Spissky Hrhov is a village renowned for its successful Roma integration projects.
“I must praise the fact that the village mayor demonstrated that when there’s a will, there is a way. There is certainly no universal model that could be automatically applied to all villages in Slovakia across-the-board. In Spissky Hrhov the results of the work are plain to see; Roma coexist with the majority population without any problems,” claimed Pellegrini.
Aside from actively involved mayors willing to work with the Roma community, what’s also needed is a Roma community willing to accept help. “Our mayors often encounter a certain lack of willingness on part of Roma to change their lifestyle. That’s why we need to work with them more intensively in order to make them want to change. We don’t need to pass any special legislation anymore for that and we don’t need enormous subsidy schemes – all we need to employ is common sense. It’s necessary to provide Roma with education and jobs. If we employ at least ten percent of them, I think they will bring a completely different lifestyle into the community and the rest will want to emulate them. That is the only way to go – no amount of coercion will do,” stressed the Prime Minister.
Jagland learnt about Spissky Hrhov from New York Times daily, although he had heard about its accomplishments before. “With my own eyes, I had the opportunity to see that many wonderful things can be accomplished without the surfeit of finances, resources or any other means when there’s a willingness to pursue them. It’s up to individual people. I think that we can use this as a wonderful case study and role model for others. In my view, the crucial ingredient to success is work and education,” stated Jagland.
According to Ravasz, there are dozens of villages in Slovakia similar to Spissky Hrhov, but also dozens of those where the situation is opposite. “Our goal is to have as many villages as possible achieve this or a similar level. The only problem plaguing us that we heard about here today is the enrolment of Roma children to preschool. This must be addressed very promptly. I’m collaborating with the Prime Minister in the drafting of several measures to complement the existing toolkit of ours,” claimed Ravasz.

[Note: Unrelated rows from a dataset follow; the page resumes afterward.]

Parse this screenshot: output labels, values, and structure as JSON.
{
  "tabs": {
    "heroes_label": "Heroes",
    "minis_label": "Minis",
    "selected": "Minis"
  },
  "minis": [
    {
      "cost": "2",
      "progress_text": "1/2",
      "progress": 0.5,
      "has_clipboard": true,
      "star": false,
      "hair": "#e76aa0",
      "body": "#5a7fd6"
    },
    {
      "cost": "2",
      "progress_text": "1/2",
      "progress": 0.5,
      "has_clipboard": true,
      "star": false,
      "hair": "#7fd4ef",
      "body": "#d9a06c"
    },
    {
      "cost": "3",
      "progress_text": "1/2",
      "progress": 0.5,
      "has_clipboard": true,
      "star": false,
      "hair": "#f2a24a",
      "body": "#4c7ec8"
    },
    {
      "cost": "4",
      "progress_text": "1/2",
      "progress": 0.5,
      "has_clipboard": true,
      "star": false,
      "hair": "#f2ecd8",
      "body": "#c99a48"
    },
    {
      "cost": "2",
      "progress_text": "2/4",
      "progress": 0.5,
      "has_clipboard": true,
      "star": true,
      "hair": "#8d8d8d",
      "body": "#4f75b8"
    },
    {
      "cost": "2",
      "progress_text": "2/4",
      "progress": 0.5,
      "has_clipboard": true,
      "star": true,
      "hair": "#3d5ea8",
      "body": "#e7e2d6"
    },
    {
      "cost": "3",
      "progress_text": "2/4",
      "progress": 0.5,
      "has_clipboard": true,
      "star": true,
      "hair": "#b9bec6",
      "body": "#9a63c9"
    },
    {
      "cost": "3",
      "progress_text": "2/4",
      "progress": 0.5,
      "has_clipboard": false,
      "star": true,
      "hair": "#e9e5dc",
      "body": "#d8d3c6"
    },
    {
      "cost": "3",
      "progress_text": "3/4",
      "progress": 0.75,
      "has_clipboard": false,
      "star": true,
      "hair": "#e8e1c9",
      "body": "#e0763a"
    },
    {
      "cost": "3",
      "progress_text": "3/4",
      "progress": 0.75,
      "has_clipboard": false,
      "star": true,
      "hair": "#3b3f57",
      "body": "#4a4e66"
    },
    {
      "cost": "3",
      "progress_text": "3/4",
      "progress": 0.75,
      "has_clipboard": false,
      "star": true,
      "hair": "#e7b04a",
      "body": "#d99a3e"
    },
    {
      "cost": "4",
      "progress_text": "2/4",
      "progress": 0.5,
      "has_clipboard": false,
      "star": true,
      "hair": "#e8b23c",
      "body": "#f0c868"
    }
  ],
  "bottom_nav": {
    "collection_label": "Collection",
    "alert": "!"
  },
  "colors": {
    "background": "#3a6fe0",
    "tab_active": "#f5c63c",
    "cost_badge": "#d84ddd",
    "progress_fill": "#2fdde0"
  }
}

Spissky Hrhov is a village of 1,642, some 400 of whom are Roma. After social programmes spanning almost two decades, every inhabitant has access to hot water and legal housing.